EMPLOYERS may start to implement on December 1 the “no work, no pay” policy on employees required to work onsite but cannot do so because they refused to get vaccinated against coronavirus disease (Covid-19) or undergo an RT-PCR test, a labor official said.
Labor Assistant Secretary Teresita Cucueco said in an online briefing Monday, November 22, that this is in accordance with the Inter-Agency Task Force (IATF) for the Management of Emerging Infectious Diseases Resolution 148, which was issued on November 12 and was amended by Resolution 149 on November 18.
The two resolutions require unvaccinated employees to present a negative RT-PCR test result should they be required to work onsite.
RT-PCR (reverse transcription-polymerase chain reaction) tests should be done at least once every two weeks at their own expense. Rapid antigen Covid-19 tests may also be accepted if RT-PCR capacity is “insufficient or not immediately available” in the area.
“The worker may work from home if there is a work-from-home arrangement. But if there’s none and the worker is really needed onsite, the worker can work but should undergo testing. Now if they still refuse that, any remaining leaves may apply. If there are no more leaves, they would have to go to ‘no work, no pay,’” Cucueco said.
She added that those who are partially vaccinated, or only had one dose yet are not covered by the protocol as long as they already have the schedule of their second dose.
She said the Department of Labor and Employment will no longer issue an advisory regarding the IATF’s protocol, saying it is automatically executory. But Cucueco had no prescribed penalties on employers and employees who will not comply with the IATF protocol.

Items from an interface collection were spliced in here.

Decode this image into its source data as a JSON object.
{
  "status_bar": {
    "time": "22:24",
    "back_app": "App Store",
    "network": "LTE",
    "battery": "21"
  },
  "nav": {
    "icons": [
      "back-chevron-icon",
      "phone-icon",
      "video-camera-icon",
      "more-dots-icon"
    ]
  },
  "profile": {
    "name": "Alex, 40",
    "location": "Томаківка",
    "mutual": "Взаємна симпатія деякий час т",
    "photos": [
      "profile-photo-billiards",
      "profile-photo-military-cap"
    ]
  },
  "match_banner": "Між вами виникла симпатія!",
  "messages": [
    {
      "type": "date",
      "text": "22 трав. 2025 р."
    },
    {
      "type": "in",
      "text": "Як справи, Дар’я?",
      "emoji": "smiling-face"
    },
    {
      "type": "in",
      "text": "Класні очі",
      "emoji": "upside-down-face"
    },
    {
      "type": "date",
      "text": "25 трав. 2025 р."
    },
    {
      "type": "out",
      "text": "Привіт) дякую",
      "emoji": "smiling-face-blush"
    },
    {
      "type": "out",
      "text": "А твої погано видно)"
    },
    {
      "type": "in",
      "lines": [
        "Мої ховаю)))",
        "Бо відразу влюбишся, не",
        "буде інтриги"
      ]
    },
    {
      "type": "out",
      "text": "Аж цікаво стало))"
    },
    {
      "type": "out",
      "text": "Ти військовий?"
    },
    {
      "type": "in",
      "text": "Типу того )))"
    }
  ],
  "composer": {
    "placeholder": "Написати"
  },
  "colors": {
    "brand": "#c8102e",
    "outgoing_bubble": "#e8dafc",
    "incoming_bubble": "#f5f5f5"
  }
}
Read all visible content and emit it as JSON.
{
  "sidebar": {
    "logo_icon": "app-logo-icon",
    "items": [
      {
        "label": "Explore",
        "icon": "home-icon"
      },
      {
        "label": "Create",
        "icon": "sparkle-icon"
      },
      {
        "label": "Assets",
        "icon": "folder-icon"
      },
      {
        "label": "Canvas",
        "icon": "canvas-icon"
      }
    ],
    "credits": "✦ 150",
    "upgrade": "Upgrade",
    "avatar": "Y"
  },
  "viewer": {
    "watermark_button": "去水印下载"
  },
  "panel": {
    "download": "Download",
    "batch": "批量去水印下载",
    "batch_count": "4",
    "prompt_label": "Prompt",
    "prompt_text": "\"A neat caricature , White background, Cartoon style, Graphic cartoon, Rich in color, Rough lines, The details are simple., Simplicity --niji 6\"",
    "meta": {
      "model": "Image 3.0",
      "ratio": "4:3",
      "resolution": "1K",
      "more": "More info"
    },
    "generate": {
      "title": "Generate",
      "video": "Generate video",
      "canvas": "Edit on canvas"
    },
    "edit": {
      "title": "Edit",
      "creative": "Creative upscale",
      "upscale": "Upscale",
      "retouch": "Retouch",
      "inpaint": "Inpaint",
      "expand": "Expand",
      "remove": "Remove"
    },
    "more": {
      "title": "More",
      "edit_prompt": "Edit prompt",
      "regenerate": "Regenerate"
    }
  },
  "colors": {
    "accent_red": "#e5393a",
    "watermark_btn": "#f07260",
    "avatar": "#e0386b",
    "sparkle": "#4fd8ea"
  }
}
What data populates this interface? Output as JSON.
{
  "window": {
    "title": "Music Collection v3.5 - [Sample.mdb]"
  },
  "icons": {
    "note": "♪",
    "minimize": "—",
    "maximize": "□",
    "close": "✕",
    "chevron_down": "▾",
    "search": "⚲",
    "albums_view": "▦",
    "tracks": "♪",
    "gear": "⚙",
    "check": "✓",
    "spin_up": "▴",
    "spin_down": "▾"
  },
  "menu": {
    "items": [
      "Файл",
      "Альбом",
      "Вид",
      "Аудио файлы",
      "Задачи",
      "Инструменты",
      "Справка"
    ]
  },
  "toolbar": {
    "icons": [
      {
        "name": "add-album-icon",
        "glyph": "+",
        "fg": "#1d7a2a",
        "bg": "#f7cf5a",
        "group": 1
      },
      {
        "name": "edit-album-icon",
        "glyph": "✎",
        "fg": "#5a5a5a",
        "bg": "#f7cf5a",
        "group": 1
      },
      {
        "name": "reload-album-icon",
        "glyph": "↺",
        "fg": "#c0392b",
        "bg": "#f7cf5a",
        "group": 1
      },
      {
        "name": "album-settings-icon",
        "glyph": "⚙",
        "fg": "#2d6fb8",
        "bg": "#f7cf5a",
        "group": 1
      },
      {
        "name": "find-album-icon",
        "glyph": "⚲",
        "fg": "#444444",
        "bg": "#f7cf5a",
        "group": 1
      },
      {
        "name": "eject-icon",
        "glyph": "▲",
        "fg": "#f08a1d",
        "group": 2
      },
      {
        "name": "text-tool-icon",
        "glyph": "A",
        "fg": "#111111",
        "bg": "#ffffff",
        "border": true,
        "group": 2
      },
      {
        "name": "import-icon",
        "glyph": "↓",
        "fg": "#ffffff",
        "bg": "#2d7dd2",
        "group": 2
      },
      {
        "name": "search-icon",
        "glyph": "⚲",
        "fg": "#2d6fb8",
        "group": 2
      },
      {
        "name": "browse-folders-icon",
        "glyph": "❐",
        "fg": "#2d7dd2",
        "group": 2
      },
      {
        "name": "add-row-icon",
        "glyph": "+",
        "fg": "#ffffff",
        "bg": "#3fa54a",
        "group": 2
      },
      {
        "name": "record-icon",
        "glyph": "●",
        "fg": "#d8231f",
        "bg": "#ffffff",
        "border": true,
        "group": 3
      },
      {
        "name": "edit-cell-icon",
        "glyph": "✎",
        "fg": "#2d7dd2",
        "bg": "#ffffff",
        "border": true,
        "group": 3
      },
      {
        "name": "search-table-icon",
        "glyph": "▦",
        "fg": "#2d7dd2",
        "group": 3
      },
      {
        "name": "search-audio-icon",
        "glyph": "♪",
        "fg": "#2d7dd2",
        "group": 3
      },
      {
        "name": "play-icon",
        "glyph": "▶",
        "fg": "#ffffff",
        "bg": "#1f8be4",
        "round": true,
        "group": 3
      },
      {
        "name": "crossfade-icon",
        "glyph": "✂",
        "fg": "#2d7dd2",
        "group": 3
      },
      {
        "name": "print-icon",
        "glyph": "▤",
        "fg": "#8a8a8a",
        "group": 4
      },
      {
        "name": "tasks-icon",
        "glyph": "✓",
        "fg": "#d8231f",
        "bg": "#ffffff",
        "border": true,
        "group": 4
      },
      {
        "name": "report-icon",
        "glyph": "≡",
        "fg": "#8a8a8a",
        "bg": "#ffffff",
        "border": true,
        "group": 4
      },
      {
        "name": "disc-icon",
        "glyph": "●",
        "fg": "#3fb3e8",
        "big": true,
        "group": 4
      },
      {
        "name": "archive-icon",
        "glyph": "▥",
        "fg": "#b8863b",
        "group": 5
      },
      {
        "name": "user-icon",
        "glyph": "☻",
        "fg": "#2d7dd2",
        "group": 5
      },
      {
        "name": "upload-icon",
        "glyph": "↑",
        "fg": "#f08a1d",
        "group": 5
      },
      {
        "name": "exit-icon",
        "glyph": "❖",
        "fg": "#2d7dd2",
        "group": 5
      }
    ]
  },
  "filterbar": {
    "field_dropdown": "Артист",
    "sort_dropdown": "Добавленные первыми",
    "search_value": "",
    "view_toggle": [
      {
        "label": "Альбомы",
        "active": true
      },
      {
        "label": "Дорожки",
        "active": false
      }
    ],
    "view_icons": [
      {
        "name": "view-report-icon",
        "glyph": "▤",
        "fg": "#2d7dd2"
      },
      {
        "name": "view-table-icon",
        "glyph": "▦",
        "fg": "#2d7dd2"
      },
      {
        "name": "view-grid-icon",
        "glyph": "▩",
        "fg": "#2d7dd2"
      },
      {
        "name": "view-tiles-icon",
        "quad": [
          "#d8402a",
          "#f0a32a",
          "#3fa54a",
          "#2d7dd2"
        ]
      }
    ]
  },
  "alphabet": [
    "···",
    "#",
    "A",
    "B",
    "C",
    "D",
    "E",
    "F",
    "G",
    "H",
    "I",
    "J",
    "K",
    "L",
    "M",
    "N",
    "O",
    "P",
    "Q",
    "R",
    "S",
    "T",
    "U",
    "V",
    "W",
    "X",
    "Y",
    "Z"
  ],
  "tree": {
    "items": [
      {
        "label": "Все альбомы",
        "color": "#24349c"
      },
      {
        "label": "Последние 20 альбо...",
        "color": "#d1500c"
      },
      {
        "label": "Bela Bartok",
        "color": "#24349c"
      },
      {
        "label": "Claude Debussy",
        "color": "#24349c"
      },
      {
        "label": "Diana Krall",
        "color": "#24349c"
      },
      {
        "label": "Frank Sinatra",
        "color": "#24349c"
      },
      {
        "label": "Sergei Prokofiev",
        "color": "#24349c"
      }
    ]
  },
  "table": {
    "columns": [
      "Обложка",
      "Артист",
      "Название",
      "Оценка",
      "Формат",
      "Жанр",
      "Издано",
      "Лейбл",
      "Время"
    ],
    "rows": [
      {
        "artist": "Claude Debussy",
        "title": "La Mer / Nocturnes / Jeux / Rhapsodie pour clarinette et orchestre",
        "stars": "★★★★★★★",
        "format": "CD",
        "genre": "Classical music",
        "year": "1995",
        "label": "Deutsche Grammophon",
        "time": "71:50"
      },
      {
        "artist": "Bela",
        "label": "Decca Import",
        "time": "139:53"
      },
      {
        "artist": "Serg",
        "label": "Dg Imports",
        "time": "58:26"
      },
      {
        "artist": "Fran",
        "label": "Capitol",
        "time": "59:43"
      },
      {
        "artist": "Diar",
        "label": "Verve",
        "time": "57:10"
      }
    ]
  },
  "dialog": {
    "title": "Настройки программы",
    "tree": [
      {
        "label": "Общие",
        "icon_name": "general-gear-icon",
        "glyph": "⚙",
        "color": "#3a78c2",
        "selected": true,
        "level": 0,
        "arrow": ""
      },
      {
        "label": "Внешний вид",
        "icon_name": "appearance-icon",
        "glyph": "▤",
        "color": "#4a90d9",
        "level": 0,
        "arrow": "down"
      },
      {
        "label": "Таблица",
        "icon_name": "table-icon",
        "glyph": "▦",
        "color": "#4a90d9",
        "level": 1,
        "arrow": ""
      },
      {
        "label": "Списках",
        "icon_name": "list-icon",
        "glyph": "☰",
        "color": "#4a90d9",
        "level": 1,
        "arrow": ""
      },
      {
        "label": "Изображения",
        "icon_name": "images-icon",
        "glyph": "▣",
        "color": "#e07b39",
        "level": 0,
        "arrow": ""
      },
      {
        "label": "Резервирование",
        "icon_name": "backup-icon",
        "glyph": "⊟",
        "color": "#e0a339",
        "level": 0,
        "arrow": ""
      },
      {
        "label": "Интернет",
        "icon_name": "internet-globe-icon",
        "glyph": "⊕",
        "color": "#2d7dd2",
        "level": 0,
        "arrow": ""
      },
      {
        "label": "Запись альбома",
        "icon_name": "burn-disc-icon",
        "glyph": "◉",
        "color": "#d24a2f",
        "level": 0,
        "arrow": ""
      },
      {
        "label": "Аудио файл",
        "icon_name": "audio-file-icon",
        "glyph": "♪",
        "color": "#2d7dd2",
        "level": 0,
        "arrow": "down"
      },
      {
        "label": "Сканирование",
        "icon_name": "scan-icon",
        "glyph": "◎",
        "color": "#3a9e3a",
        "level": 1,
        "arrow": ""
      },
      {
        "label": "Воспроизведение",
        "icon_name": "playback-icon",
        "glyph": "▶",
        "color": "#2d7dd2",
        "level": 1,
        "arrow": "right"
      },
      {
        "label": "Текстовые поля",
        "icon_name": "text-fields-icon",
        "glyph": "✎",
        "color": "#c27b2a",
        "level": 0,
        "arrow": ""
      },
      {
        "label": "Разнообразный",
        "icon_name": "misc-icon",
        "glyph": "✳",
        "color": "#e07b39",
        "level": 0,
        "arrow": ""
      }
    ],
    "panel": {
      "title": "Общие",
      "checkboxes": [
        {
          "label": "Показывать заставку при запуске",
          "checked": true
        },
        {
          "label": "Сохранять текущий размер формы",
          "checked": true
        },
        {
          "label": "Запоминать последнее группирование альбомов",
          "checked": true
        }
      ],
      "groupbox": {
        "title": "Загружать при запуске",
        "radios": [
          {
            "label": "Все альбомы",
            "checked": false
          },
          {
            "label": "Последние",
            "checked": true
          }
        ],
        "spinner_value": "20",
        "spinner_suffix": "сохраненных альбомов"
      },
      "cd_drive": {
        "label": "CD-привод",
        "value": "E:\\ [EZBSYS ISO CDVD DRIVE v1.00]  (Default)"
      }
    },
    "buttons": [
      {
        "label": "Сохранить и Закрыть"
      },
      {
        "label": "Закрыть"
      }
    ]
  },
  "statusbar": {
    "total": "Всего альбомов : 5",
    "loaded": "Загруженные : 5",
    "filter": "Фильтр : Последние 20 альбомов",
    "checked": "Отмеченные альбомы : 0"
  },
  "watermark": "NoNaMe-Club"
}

She warned, though, about the risk of not being vaccinated, especially on the possibility of getting severe or critical illness due to Covid-19.
Cucueco encouraged unvaccinated employees to take advantage of the upcoming three-day National Vaccination Days to get inoculated. So far, over 32.9 million individuals have been fully vaccinated in the Philippines.
In Cebu, the Mandaue Chamber of Commerce and Industry (MCCI) said it would follow the resolutions released by the government agencies to also help the country attain herd immunity and protect the community, which is the basis for the economy’s reopening.
MCCI president Steven Yu said this is a last mile effort of the government to eventually attain full herd immunity and help restore pre-pandemic normalcy.
“It is only through full vaccination of the population that we can squash this virus, and revive the lost livelihoods. We will never attain full normalcy without full immunity,” he told SunStar Cebu. (JOB / SunStar Philippines)